Work instruction »
Hunt through the lines below for the string "Create" and copy each one that has it.

Given data »

==========

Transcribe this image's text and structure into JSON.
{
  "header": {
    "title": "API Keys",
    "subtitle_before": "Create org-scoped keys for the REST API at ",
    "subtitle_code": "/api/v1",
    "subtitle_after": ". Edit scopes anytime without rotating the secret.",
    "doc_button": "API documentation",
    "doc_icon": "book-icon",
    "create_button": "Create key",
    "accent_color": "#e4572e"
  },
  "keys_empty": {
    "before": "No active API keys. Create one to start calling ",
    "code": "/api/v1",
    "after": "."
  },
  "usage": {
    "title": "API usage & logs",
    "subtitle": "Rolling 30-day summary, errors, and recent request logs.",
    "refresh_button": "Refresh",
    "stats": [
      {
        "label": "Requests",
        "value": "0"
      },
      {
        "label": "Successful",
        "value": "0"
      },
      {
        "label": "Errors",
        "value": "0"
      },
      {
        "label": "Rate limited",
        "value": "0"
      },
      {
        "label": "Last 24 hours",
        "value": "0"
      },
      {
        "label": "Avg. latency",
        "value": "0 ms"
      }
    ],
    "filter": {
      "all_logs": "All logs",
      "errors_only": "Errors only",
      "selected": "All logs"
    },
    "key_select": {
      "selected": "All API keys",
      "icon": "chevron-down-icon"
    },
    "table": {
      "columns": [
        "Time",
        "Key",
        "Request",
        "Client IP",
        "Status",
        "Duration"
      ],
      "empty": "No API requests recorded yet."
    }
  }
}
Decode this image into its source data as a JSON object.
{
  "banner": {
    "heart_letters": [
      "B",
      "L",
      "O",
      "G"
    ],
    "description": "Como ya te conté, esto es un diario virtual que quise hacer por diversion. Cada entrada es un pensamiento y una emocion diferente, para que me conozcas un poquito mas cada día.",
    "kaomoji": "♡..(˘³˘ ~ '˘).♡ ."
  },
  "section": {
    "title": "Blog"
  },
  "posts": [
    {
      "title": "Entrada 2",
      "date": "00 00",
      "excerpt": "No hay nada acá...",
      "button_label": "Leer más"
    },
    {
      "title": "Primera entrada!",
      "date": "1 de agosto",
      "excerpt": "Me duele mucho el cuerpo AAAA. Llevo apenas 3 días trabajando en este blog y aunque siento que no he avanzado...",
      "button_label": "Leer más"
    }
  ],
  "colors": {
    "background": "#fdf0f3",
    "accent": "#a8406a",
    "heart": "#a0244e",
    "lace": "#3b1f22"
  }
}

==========

Exercise answer »
    "subtitle_before": "Create org-scoped keys for the REST API at ",
    "create_button": "Create key",
    "before": "No active API keys. Create one to start calling ",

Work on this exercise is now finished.